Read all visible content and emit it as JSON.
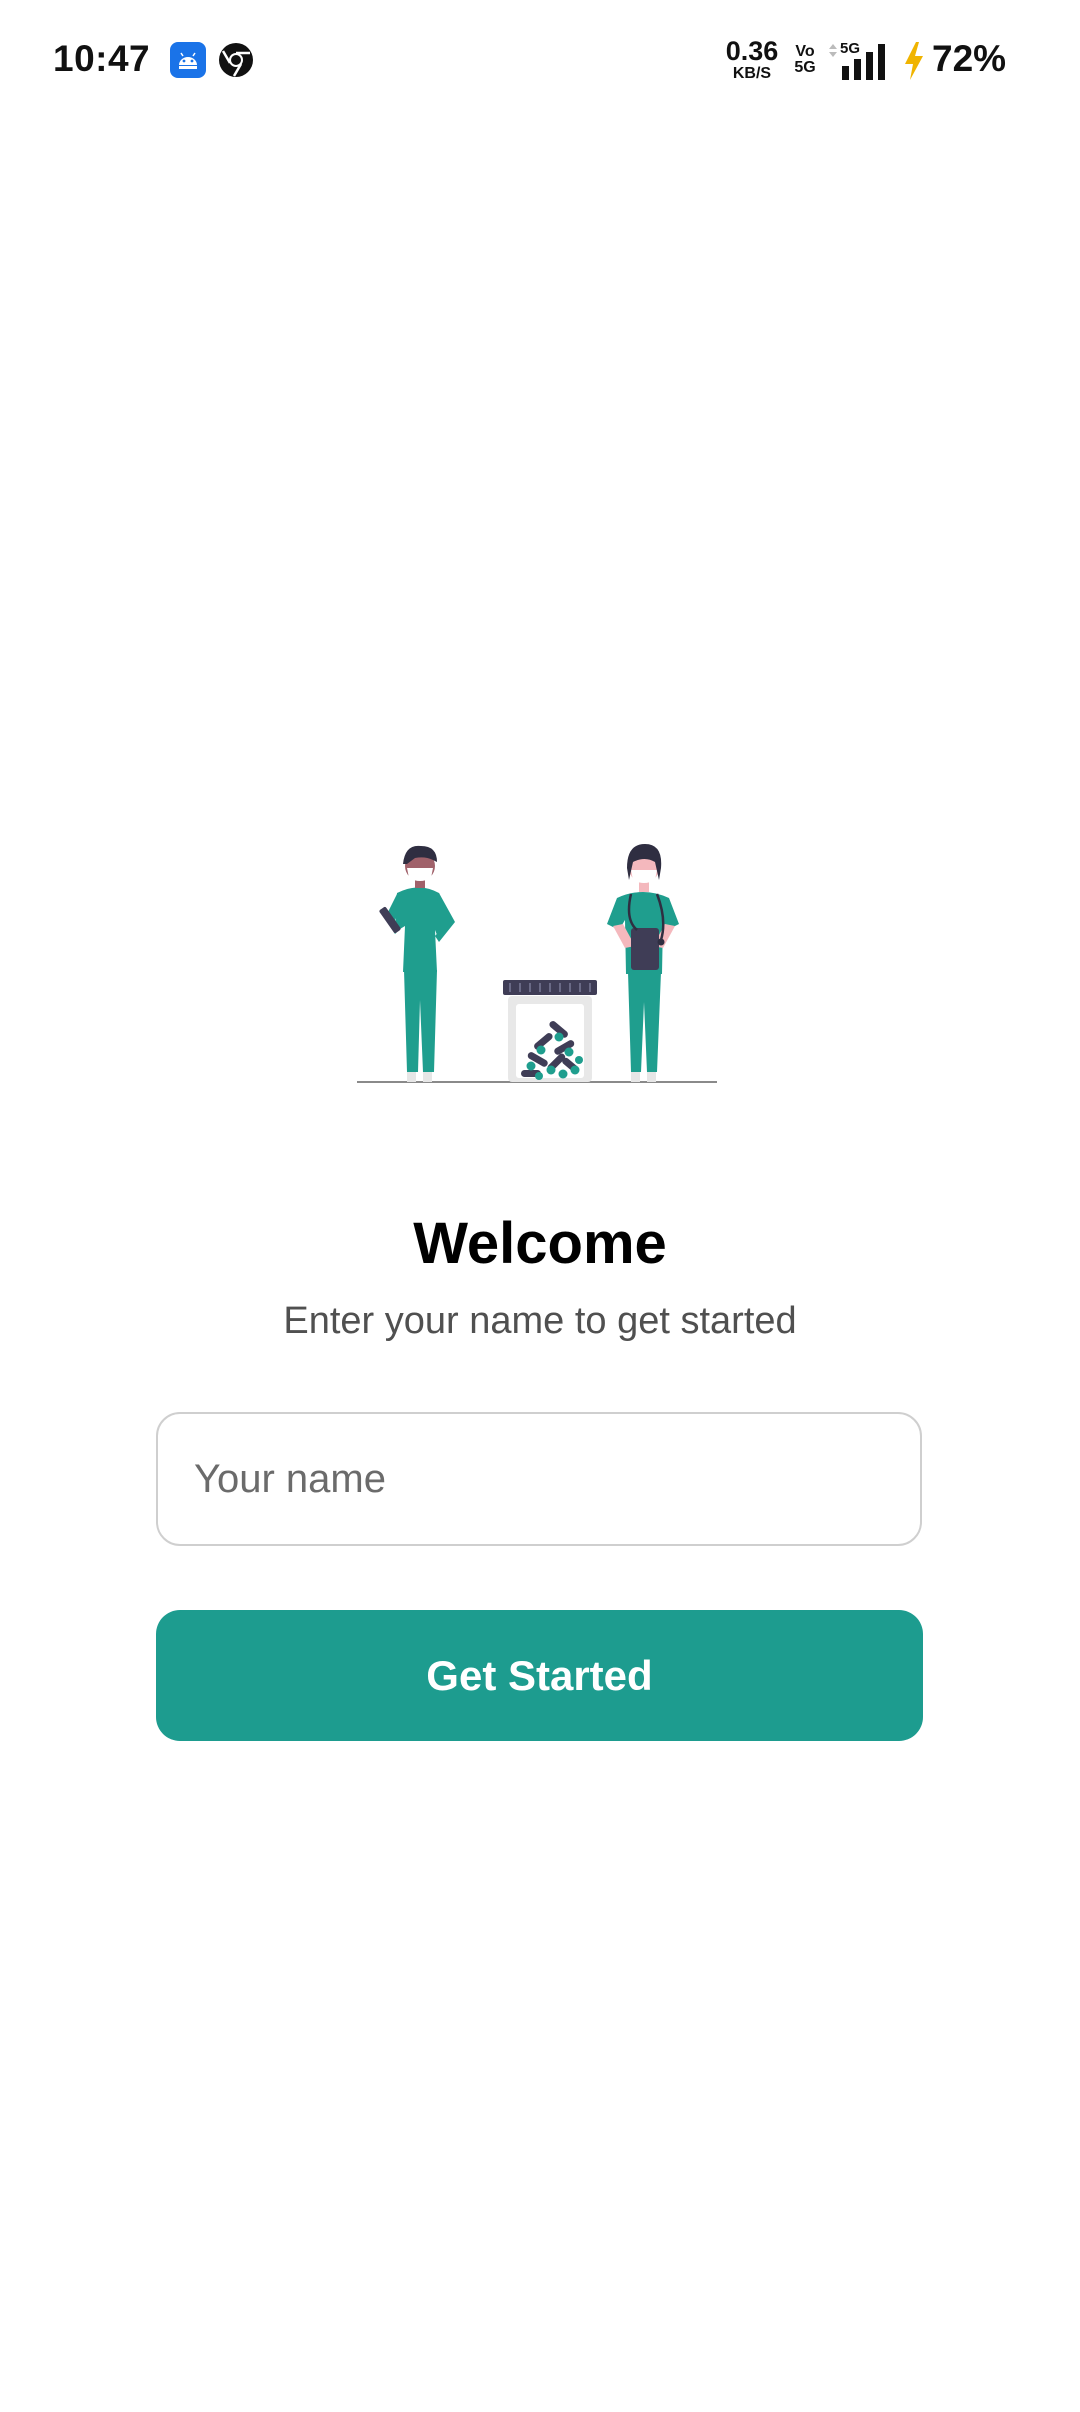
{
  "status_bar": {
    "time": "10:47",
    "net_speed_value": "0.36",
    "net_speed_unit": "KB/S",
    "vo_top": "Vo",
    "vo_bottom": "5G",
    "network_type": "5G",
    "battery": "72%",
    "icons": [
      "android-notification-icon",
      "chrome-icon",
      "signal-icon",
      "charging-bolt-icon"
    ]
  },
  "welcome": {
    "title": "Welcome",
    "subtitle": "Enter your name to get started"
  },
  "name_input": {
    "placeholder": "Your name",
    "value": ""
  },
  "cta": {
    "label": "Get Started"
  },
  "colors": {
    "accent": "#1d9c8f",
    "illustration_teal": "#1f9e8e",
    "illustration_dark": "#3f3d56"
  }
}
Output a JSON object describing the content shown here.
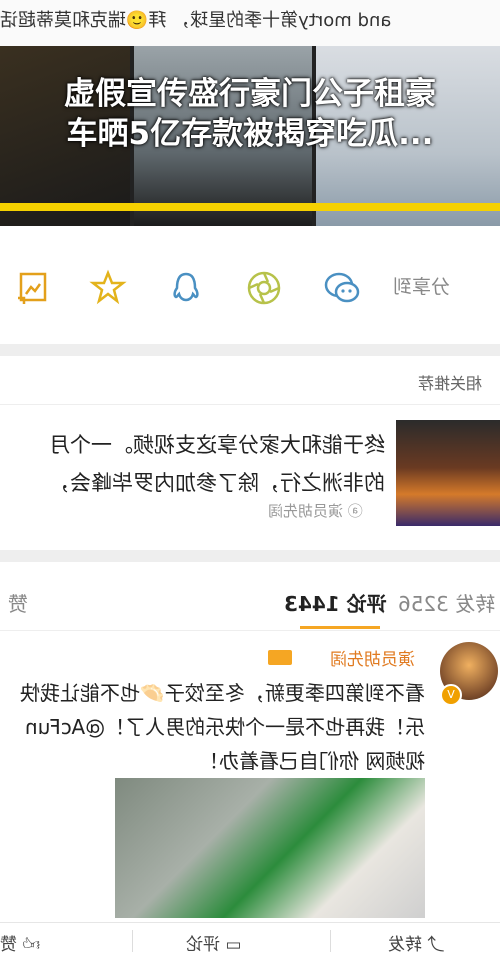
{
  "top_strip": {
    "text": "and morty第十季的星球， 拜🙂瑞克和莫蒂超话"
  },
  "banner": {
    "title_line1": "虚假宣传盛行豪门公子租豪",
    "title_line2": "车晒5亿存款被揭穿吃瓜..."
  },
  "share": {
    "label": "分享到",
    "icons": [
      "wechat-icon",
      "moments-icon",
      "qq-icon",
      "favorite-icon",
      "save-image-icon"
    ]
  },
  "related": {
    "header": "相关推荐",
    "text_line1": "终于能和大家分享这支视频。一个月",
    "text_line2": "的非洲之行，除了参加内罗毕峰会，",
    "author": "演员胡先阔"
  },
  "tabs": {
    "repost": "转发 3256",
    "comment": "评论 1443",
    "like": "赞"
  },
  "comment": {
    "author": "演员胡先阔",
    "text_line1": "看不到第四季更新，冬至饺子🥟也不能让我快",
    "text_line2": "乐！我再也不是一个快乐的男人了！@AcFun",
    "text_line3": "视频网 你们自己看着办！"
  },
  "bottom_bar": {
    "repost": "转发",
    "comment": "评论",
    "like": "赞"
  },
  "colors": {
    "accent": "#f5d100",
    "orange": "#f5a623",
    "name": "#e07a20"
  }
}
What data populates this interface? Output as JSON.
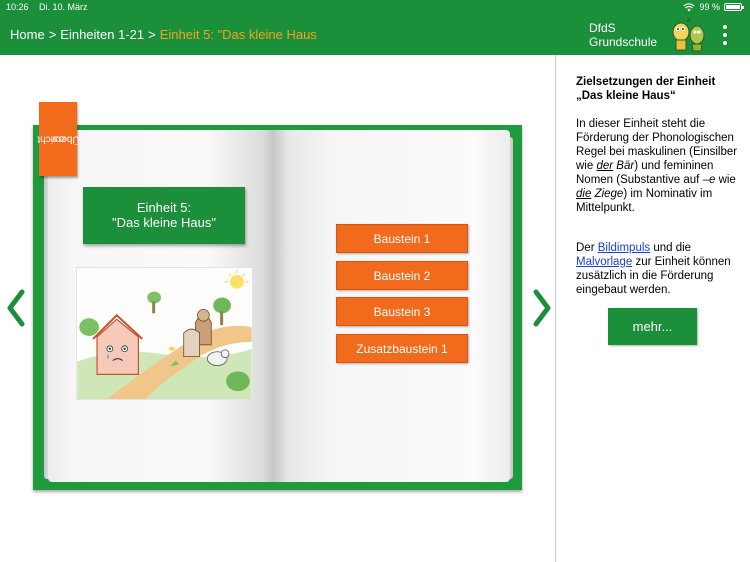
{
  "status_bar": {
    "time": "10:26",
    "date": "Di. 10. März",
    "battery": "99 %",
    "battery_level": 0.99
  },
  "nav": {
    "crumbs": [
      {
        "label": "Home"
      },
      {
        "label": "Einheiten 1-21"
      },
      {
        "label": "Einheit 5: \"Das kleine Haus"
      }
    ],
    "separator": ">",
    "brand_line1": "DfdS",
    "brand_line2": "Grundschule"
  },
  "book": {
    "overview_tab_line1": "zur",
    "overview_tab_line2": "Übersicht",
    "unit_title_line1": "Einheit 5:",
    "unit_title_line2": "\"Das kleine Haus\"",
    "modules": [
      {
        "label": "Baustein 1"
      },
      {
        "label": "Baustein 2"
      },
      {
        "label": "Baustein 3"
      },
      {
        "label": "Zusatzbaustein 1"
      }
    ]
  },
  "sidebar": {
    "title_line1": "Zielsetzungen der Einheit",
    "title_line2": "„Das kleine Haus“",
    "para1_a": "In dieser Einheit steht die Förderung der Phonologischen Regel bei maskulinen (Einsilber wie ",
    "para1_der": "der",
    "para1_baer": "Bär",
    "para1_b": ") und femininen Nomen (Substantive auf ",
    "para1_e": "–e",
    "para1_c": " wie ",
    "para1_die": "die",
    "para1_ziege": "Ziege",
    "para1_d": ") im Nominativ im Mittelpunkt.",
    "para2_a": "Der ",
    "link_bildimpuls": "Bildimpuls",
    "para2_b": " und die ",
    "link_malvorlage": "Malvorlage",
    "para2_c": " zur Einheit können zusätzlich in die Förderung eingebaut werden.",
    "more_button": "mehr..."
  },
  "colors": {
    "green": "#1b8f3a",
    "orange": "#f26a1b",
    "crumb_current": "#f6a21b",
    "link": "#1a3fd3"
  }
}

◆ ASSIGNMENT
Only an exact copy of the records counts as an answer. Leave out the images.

◆ TASK SOLUTION
Read all visible content and emit it as JSON.
{
  "status_bar": {
    "time": "10:47",
    "net_speed_value": "0.36",
    "net_speed_unit": "KB/S",
    "vo_top": "Vo",
    "vo_bottom": "5G",
    "network_type": "5G",
    "battery": "72%",
    "icons": [
      "android-notification-icon",
      "chrome-icon",
      "signal-icon",
      "charging-bolt-icon"
    ]
  },
  "welcome": {
    "title": "Welcome",
    "subtitle": "Enter your name to get started"
  },
  "name_input": {
    "placeholder": "Your name",
    "value": ""
  },
  "cta": {
    "label": "Get Started"
  },
  "colors": {
    "accent": "#1d9c8f",
    "illustration_teal": "#1f9e8e",
    "illustration_dark": "#3f3d56"
  }
}
Output a JSON object describing the content shown here.
{
  "top_strip": {
    "text": "and morty第十季的星球， 拜🙂瑞克和莫蒂超话"
  },
  "banner": {
    "title_line1": "虚假宣传盛行豪门公子租豪",
    "title_line2": "车晒5亿存款被揭穿吃瓜..."
  },
  "share": {
    "label": "分享到",
    "icons": [
      "wechat-icon",
      "moments-icon",
      "qq-icon",
      "favorite-icon",
      "save-image-icon"
    ]
  },
  "related": {
    "header": "相关推荐",
    "text_line1": "终于能和大家分享这支视频。一个月",
    "text_line2": "的非洲之行，除了参加内罗毕峰会，",
    "author": "演员胡先阔"
  },
  "tabs": {
    "repost": "转发 3256",
    "comment": "评论 1443",
    "like": "赞"
  },
  "comment": {
    "author": "演员胡先阔",
    "text_line1": "看不到第四季更新，冬至饺子🥟也不能让我快",
    "text_line2": "乐！我再也不是一个快乐的男人了！@AcFun",
    "text_line3": "视频网 你们自己看着办！"
  },
  "bottom_bar": {
    "repost": "转发",
    "comment": "评论",
    "like": "赞"
  },
  "colors": {
    "accent": "#f5d100",
    "orange": "#f5a623",
    "name": "#e07a20"
  }
}
What data populates this interface? Output as JSON.
{
  "status_bar": {
    "time": "10:26",
    "date": "Di. 10. März",
    "battery": "99 %",
    "battery_level": 0.99
  },
  "nav": {
    "crumbs": [
      {
        "label": "Home"
      },
      {
        "label": "Einheiten 1-21"
      },
      {
        "label": "Einheit 5: \"Das kleine Haus"
      }
    ],
    "separator": ">",
    "brand_line1": "DfdS",
    "brand_line2": "Grundschule"
  },
  "book": {
    "overview_tab_line1": "zur",
    "overview_tab_line2": "Übersicht",
    "unit_title_line1": "Einheit 5:",
    "unit_title_line2": "\"Das kleine Haus\"",
    "modules": [
      {
        "label": "Baustein 1"
      },
      {
        "label": "Baustein 2"
      },
      {
        "label": "Baustein 3"
      },
      {
        "label": "Zusatzbaustein 1"
      }
    ]
  },
  "sidebar": {
    "title_line1": "Zielsetzungen der Einheit",
    "title_line2": "„Das kleine Haus“",
    "para1_a": "In dieser Einheit steht die Förderung der Phonologischen Regel bei maskulinen (Einsilber wie ",
    "para1_der": "der",
    "para1_baer": "Bär",
    "para1_b": ") und femininen Nomen (Substantive auf ",
    "para1_e": "–e",
    "para1_c": " wie ",
    "para1_die": "die",
    "para1_ziege": "Ziege",
    "para1_d": ") im Nominativ im Mittelpunkt.",
    "para2_a": "Der ",
    "link_bildimpuls": "Bildimpuls",
    "para2_b": " und die ",
    "link_malvorlage": "Malvorlage",
    "para2_c": " zur Einheit können zusätzlich in die Förderung eingebaut werden.",
    "more_button": "mehr..."
  },
  "colors": {
    "green": "#1b8f3a",
    "orange": "#f26a1b",
    "crumb_current": "#f6a21b",
    "link": "#1a3fd3"
  }
}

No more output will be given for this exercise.